→ **ASSIGNMENT**: Find the lines below that contain the string "Move". Copy each one.

→ **EXTRACTED DATA**:
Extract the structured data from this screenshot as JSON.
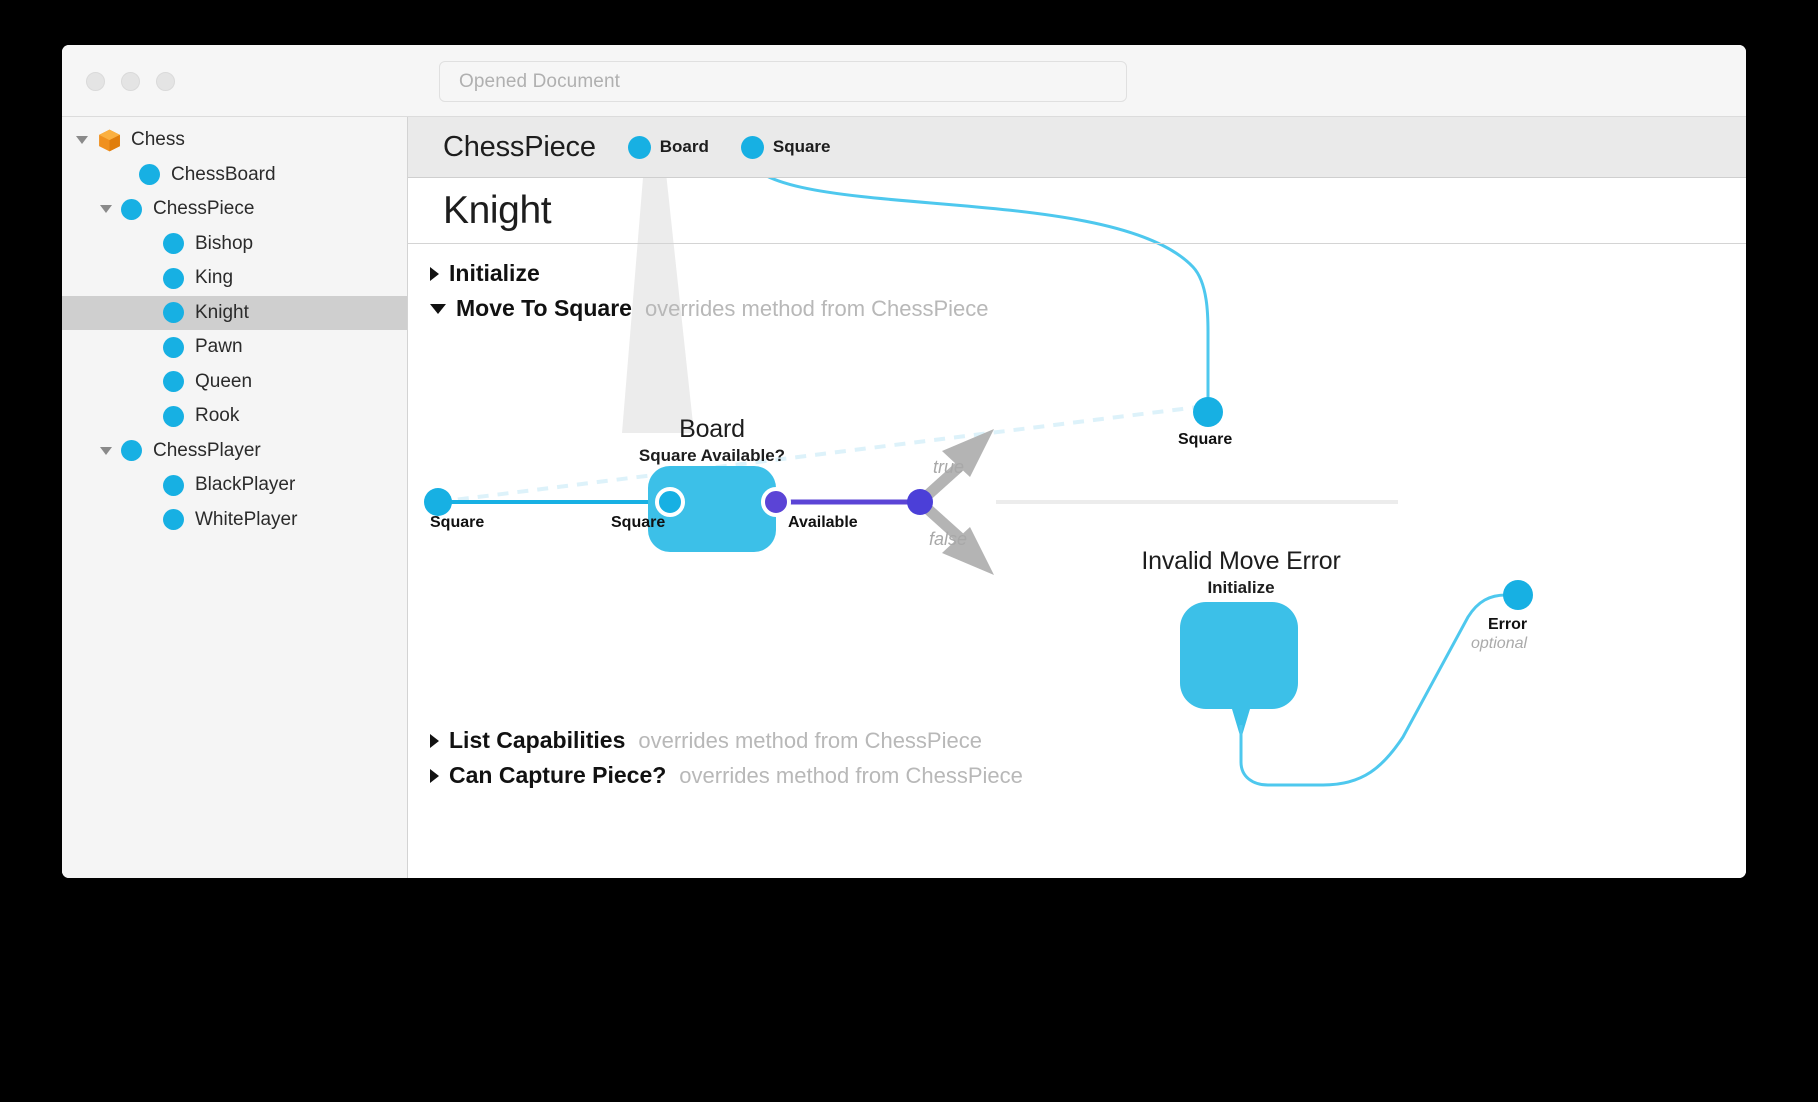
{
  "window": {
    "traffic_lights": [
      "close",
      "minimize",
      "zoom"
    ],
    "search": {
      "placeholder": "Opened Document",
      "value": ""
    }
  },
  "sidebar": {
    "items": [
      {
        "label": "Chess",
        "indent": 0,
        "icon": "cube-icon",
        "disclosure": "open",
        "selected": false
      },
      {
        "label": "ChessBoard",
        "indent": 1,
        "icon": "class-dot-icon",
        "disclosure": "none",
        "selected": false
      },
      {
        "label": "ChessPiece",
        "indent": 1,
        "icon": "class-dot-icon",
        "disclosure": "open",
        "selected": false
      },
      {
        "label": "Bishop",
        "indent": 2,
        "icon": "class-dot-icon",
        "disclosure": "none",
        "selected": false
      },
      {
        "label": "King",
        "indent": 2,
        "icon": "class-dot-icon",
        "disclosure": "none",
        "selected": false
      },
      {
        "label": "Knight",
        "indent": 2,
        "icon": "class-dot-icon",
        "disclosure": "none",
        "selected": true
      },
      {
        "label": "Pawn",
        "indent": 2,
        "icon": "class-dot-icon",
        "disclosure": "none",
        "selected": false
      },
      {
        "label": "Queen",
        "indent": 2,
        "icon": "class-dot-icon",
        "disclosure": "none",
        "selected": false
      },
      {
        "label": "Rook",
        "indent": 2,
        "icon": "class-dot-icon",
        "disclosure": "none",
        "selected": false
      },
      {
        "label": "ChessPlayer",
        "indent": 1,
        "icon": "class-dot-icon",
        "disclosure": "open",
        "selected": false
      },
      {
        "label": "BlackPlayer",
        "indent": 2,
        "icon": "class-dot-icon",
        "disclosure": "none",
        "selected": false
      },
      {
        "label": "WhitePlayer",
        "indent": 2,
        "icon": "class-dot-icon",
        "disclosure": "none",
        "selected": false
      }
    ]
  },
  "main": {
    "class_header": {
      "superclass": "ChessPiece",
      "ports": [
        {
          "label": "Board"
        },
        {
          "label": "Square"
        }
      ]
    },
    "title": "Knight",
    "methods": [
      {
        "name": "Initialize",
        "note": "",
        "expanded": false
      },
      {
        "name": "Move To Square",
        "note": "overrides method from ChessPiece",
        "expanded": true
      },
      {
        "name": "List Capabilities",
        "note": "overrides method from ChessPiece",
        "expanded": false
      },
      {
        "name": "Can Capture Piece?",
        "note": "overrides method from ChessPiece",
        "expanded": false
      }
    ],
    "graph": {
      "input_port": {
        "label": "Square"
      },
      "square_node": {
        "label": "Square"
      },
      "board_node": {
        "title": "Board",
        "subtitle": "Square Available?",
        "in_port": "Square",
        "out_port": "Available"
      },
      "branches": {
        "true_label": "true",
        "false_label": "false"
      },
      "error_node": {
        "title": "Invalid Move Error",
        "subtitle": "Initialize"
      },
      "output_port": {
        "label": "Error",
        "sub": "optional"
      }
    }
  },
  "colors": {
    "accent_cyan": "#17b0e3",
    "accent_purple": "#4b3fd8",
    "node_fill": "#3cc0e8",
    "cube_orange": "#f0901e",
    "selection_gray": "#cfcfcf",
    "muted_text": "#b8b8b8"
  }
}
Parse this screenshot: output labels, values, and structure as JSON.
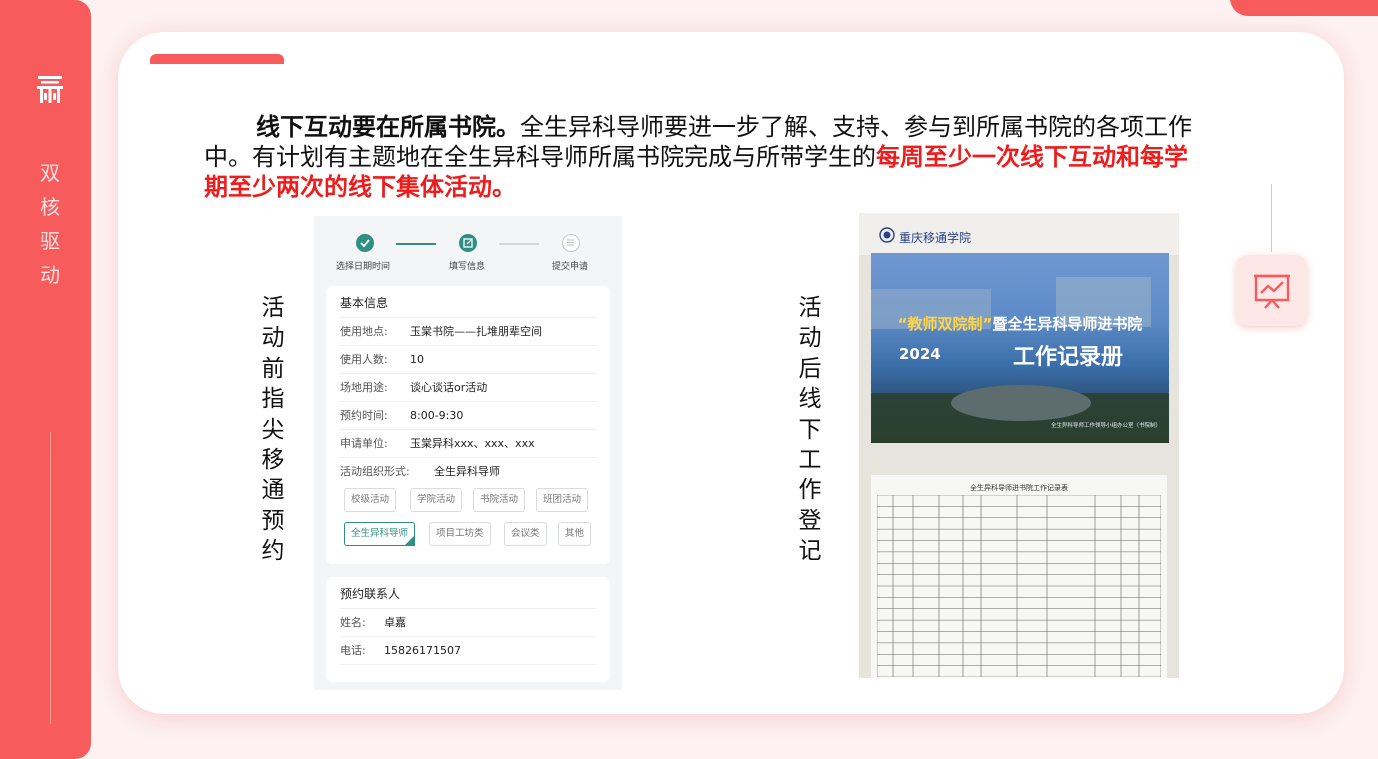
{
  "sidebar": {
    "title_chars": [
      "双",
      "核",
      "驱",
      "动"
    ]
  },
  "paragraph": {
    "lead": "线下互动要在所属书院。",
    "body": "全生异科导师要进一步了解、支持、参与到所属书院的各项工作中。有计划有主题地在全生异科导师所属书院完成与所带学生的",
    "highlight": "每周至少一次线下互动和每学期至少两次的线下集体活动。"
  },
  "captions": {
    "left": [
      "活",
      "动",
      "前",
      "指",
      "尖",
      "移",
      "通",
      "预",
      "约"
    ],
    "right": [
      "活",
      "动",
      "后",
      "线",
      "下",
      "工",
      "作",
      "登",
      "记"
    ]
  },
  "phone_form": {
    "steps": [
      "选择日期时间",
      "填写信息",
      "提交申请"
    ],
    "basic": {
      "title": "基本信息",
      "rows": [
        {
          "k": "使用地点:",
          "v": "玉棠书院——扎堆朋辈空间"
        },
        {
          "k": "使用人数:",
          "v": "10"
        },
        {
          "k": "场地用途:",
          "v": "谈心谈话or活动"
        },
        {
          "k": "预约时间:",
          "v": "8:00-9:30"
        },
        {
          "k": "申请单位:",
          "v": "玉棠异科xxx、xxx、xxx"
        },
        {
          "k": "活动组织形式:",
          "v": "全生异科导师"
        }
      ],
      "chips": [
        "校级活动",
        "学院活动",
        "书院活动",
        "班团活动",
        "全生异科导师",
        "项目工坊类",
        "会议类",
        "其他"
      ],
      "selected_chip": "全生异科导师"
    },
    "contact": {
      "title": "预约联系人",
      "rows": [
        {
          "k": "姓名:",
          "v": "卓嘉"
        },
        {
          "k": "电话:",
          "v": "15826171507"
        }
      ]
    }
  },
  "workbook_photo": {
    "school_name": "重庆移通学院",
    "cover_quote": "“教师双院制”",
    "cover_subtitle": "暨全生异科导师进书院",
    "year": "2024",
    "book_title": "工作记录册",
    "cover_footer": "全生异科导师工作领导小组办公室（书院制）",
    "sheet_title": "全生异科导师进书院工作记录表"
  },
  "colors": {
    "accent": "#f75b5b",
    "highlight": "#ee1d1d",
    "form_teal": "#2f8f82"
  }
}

→ **OUTPUT OF THE EXERCISE**:
        "name": "Move To Square",
        "title": "Invalid Move Error",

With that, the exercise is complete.